Filter the records below for the word "title". Keep each line that has it.

→ **DATA PROVIDED**:
++++++++++++++++++++

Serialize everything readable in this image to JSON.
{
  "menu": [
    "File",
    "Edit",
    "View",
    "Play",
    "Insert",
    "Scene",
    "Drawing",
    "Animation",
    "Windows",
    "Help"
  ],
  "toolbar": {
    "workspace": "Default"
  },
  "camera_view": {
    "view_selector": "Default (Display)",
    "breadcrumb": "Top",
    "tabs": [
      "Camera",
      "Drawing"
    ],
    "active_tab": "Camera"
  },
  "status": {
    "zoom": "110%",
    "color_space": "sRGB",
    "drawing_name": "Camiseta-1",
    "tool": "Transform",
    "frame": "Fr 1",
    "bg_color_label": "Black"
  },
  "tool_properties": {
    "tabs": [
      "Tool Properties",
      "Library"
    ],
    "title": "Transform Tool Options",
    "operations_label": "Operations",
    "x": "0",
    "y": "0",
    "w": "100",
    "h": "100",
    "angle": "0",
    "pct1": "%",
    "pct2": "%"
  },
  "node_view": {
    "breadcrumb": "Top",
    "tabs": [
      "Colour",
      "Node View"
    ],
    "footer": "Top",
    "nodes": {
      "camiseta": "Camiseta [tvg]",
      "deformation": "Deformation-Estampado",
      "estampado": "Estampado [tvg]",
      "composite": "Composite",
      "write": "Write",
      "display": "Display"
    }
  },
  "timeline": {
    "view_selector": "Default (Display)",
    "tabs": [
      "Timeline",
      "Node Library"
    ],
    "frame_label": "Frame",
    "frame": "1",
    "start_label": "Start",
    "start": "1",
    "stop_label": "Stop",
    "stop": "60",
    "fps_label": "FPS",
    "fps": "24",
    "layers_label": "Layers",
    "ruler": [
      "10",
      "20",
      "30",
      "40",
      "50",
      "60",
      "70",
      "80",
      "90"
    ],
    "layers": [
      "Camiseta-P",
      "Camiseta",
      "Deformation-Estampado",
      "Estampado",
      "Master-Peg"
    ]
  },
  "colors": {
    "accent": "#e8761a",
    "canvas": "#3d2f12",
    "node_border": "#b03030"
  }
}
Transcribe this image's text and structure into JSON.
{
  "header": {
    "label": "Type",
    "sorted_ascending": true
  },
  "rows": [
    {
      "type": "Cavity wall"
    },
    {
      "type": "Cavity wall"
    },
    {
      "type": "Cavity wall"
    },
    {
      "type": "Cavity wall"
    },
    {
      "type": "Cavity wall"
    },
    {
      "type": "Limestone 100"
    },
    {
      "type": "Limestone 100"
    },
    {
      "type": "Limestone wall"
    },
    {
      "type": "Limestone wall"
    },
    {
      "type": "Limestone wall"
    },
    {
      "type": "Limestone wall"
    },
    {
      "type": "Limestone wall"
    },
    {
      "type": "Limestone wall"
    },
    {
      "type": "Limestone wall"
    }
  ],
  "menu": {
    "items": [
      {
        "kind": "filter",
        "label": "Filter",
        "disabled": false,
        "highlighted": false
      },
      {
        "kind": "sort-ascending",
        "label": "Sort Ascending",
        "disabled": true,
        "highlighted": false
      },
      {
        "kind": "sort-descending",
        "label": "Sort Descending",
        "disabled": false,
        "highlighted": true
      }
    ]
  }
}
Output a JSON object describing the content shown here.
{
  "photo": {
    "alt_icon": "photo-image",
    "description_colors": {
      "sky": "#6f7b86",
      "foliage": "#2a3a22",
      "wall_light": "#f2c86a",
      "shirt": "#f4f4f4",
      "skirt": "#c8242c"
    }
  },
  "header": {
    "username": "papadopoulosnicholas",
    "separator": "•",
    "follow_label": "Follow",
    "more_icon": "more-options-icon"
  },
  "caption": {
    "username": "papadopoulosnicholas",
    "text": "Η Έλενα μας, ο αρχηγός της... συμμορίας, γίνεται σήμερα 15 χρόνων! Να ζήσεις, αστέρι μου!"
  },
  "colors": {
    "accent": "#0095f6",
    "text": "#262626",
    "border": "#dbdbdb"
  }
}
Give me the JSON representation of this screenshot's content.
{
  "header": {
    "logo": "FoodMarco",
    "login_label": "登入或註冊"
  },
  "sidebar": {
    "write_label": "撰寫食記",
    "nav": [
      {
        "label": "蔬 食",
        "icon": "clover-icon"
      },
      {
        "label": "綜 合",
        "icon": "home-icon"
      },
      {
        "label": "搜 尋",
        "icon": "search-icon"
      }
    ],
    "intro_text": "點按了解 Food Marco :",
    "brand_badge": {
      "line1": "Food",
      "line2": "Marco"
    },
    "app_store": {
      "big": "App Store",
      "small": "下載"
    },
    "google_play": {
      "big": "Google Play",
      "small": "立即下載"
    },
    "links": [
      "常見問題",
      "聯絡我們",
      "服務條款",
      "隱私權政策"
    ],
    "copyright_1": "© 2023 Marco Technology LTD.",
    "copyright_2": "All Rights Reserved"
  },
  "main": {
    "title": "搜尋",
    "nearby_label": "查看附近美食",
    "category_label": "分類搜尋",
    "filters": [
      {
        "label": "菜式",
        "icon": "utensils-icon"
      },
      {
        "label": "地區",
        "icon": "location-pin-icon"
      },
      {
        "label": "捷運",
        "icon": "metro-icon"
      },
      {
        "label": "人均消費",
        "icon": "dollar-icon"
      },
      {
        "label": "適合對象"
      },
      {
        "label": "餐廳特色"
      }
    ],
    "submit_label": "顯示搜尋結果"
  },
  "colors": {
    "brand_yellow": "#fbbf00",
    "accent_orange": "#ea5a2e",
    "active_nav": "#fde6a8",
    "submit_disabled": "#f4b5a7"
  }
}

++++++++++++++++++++

→ **TASK SOLUTION**:
    "title": "Transform Tool Options",
    "title": "搜尋",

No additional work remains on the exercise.